INPUT:
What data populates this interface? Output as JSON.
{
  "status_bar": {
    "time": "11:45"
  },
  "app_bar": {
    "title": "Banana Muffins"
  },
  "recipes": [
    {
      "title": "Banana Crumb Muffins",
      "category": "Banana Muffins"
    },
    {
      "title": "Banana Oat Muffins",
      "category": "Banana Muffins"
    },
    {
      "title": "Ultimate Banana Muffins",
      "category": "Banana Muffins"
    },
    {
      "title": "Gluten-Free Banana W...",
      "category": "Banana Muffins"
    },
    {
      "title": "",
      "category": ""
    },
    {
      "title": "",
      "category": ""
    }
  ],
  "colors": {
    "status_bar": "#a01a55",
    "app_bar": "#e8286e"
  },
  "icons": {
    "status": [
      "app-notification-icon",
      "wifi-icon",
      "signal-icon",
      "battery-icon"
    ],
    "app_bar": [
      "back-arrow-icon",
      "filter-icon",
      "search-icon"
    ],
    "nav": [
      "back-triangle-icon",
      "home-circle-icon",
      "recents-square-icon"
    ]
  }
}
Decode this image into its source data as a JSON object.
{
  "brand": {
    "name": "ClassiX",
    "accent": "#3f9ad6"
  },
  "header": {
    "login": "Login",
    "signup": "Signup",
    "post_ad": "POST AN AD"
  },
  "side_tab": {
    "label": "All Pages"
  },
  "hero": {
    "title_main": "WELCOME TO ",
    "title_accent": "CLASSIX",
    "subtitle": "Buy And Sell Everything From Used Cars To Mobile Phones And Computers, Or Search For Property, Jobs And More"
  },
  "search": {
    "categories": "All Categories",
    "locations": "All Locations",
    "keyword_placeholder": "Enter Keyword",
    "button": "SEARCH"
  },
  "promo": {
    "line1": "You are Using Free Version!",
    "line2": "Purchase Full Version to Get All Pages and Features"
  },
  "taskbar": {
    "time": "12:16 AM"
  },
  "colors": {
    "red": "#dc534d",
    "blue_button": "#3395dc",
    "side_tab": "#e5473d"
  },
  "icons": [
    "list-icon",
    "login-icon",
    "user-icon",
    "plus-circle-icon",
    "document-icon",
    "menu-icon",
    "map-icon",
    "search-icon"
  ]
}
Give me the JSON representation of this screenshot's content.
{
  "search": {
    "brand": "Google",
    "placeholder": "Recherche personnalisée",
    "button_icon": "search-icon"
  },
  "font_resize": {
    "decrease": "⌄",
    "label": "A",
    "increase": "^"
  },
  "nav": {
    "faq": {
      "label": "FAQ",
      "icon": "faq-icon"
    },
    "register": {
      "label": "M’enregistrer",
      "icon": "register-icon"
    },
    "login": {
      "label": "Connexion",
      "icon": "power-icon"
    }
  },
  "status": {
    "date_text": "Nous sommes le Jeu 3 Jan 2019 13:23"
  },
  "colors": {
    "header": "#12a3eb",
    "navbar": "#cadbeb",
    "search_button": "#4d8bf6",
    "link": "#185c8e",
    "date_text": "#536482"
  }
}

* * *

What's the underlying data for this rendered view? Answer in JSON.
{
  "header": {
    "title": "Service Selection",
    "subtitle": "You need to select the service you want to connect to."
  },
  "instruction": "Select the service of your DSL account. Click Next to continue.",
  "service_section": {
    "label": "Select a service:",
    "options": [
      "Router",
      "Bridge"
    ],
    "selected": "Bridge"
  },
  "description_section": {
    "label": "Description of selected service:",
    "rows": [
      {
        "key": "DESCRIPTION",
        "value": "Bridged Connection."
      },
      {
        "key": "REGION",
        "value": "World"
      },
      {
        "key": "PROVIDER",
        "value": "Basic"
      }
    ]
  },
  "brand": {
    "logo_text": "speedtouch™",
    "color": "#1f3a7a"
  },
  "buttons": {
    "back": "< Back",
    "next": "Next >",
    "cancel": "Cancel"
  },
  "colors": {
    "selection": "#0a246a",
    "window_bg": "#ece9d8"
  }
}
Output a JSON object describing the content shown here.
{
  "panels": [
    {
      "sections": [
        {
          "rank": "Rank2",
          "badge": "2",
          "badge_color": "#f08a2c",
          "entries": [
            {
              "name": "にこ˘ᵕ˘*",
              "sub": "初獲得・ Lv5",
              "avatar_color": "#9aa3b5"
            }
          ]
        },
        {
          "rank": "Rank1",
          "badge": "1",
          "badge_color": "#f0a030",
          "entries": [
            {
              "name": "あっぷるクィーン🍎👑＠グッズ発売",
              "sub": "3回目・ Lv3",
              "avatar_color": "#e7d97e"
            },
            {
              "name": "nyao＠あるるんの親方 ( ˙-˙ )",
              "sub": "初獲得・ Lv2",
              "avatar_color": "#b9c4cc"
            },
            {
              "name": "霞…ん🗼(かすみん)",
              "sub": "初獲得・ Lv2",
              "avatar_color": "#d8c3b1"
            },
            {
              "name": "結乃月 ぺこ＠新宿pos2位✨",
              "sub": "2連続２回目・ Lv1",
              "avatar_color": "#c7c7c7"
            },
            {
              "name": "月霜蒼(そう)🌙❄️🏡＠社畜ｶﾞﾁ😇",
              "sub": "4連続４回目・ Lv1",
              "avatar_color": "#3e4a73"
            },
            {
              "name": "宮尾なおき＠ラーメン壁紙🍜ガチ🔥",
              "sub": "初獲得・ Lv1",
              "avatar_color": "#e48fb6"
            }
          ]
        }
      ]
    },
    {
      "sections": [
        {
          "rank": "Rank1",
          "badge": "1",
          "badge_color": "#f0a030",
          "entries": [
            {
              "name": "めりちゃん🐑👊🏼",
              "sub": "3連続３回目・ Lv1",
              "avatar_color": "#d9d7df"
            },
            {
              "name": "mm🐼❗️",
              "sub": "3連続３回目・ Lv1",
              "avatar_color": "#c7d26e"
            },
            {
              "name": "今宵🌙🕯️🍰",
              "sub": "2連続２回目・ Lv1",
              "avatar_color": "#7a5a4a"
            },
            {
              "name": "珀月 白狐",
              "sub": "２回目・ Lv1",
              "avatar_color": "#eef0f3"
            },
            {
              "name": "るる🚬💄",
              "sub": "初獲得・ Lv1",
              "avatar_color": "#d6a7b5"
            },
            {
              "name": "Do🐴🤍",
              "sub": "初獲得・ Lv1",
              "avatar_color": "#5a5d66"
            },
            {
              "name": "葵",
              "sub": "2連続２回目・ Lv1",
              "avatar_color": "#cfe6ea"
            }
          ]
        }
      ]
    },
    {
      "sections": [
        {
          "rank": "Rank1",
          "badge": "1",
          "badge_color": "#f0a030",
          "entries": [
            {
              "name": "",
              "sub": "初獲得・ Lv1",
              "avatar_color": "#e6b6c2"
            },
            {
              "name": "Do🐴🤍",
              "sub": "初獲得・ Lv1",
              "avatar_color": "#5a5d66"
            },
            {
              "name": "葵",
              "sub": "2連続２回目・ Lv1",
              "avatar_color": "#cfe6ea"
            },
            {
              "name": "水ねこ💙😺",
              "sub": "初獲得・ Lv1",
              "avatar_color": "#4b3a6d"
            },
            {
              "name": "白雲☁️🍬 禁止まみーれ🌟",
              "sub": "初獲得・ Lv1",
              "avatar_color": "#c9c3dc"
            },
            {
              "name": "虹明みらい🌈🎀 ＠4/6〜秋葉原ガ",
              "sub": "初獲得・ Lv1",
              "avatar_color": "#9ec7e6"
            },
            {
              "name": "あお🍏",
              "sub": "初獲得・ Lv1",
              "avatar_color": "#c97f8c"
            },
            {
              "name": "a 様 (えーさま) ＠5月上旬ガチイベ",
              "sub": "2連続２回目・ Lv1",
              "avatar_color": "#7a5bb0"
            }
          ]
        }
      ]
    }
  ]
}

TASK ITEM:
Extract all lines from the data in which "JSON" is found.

ANSWER SPACE:
What data populates this interface? Output as JSON.
Decode this image into its source data as a JSON object.
Give me the JSON representation of this screenshot's content.
What's the underlying data for this rendered view? Answer in JSON.
Output a JSON object describing the content shown here.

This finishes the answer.